*RECORD SET*:

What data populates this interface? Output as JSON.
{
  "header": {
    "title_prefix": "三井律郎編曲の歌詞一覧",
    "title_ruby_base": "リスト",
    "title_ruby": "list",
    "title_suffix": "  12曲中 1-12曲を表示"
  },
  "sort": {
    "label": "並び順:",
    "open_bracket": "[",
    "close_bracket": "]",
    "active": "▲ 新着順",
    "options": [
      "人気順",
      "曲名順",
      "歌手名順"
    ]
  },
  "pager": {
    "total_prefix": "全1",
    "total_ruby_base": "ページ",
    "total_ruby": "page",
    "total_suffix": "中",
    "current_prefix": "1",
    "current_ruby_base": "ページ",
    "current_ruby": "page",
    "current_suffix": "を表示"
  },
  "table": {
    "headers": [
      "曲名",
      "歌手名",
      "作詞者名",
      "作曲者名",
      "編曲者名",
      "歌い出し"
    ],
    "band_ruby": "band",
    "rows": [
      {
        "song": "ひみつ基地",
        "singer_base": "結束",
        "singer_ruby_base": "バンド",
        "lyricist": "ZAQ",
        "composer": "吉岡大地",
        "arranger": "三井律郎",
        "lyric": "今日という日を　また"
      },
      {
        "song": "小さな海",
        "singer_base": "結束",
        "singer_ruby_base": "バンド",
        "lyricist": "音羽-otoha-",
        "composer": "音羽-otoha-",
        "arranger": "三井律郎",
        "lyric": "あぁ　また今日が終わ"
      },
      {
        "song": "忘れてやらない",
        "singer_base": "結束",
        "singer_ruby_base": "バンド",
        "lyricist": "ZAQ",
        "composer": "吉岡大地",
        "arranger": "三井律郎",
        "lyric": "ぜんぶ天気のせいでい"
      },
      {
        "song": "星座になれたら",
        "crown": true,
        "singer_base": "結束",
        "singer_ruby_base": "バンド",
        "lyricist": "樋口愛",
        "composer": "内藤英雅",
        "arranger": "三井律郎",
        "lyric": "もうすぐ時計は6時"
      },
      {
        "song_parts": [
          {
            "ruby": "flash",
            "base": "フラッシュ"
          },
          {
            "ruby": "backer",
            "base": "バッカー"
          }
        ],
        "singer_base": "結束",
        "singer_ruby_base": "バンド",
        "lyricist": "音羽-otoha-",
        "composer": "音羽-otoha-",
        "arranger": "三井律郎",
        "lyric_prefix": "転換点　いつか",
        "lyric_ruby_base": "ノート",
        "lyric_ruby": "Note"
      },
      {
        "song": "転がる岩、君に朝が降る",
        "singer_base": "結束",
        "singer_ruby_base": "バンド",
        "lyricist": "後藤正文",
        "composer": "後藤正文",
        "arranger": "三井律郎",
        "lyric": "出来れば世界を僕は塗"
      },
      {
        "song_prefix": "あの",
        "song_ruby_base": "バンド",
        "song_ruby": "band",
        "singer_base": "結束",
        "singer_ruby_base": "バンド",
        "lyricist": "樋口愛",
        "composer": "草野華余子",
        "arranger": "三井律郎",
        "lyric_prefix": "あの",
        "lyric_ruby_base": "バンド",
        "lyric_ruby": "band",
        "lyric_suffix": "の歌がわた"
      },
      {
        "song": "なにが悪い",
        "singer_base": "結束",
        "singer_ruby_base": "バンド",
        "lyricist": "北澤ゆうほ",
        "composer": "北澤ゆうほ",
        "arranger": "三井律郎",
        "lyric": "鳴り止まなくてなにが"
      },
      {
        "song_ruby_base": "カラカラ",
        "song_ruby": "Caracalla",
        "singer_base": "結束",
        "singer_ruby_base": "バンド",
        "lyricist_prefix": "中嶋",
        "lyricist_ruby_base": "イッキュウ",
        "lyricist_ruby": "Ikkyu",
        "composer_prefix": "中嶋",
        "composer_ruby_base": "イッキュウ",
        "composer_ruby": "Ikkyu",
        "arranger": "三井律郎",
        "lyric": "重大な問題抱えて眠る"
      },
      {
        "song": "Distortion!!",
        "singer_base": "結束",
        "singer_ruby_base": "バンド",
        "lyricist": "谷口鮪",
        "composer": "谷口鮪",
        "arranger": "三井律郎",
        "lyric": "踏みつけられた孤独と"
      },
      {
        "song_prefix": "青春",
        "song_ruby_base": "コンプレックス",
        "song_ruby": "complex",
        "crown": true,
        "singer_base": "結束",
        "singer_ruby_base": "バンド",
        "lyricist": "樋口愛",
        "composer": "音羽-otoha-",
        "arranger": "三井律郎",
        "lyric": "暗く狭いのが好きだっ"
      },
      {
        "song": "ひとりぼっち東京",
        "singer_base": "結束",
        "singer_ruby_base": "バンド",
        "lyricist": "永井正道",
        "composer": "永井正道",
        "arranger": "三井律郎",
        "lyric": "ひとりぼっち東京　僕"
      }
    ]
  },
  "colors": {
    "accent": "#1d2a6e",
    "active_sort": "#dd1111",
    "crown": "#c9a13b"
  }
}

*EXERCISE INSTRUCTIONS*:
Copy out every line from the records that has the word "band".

*SOLUTION BELOW*:
    "band_ruby": "band",
        "song_ruby": "band",
        "lyric_ruby": "band",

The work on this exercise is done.